I’ll report back on my reflections about the book. If you have read it too, please comment about what you think of it—did it help you support your child in increasing their motivation and independence? Or are there other books that have upped your parenting skills?
Pretty Good Things
Curious About Everything
I’m only a patron of two Patreons, and one is Jodi Ettenberg’s. Her Curious About Everything free newsletter has recommendations on good reads and a grab bag of other things. Ettenberg started as a travel blogger and developed a niche in enjoying gluten-free food while traveling (she loves soup). In 2017, her travels abruptly screeched to a halt when a spinal tap led to Cerebrospinal Fluid Leak and long-term disability. She now writes beautifully about her transformed life, grief, acceptance, and evolution.
She still sells country-specific celiac translation cards on her old travel website, Legal Nomads.
Non-Instagram Instagram food
I saw this man’s Instagram account recommended on reddit, and it is so different from anything else on my Instagram feed that I am fascinated. Daft Jason (a.k.a. superpedjason) is his name, and he posts the food he eats, with commentary. It is not Instagram food. It’s almost anti-Instagram food. And there’s something hypnotizing about his comments and his terse interactions with followers lovely.
Are we having fun yet?
If you haven’t watched Party Down, you should watch Party Down. It’s on Hulu, but the first episode is also free on Amazon Prime and Apple TV if you want to give it a whirl.
I’ve read that after more than a decade (and the star ascension of many cast members, including Adam Scott, Martin Starr and Jane Lynch), the gang’s getting back together and making a new season. Huzzah!
And on Youtube
Adrian Bliss now makes shorts that he posts on Tiktok, Instagram and Youtube. They’re amusing short skits, but he started out with full-length videos and you can still find them here on his Youtube channel.
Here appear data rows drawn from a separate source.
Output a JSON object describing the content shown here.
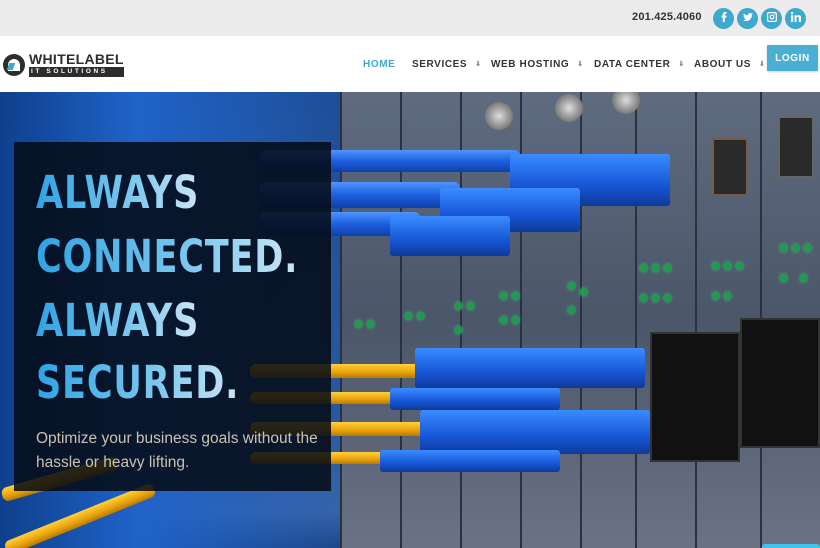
{
  "topbar": {
    "phone": "201.425.4060",
    "social": [
      {
        "name": "facebook",
        "glyph": "f"
      },
      {
        "name": "twitter",
        "glyph": "t"
      },
      {
        "name": "instagram",
        "glyph": "ig"
      },
      {
        "name": "linkedin",
        "glyph": "in"
      }
    ]
  },
  "header": {
    "logo": {
      "top": "WHITELABEL",
      "bottom": "IT SOLUTIONS"
    },
    "nav": [
      {
        "label": "HOME",
        "active": true,
        "has_dropdown": false
      },
      {
        "label": "SERVICES",
        "active": false,
        "has_dropdown": true
      },
      {
        "label": "WEB HOSTING",
        "active": false,
        "has_dropdown": true
      },
      {
        "label": "DATA CENTER",
        "active": false,
        "has_dropdown": true
      },
      {
        "label": "ABOUT US",
        "active": false,
        "has_dropdown": true
      }
    ],
    "dropdown_glyph": "»",
    "login_label": "LOGIN"
  },
  "hero": {
    "headline_lines": [
      "ALWAYS",
      "CONNECTED.",
      "ALWAYS",
      "SECURED."
    ],
    "subtext": "Optimize your business goals without the hassle or heavy lifting."
  },
  "colors": {
    "accent": "#3ea8cf",
    "login_bg": "#4aaed5",
    "topbar_bg": "#ececec",
    "text_dark": "#333333"
  }
}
I do not know what Adrian Bliss the person is like, but Adrian Bliss the character is always lovably woebegone.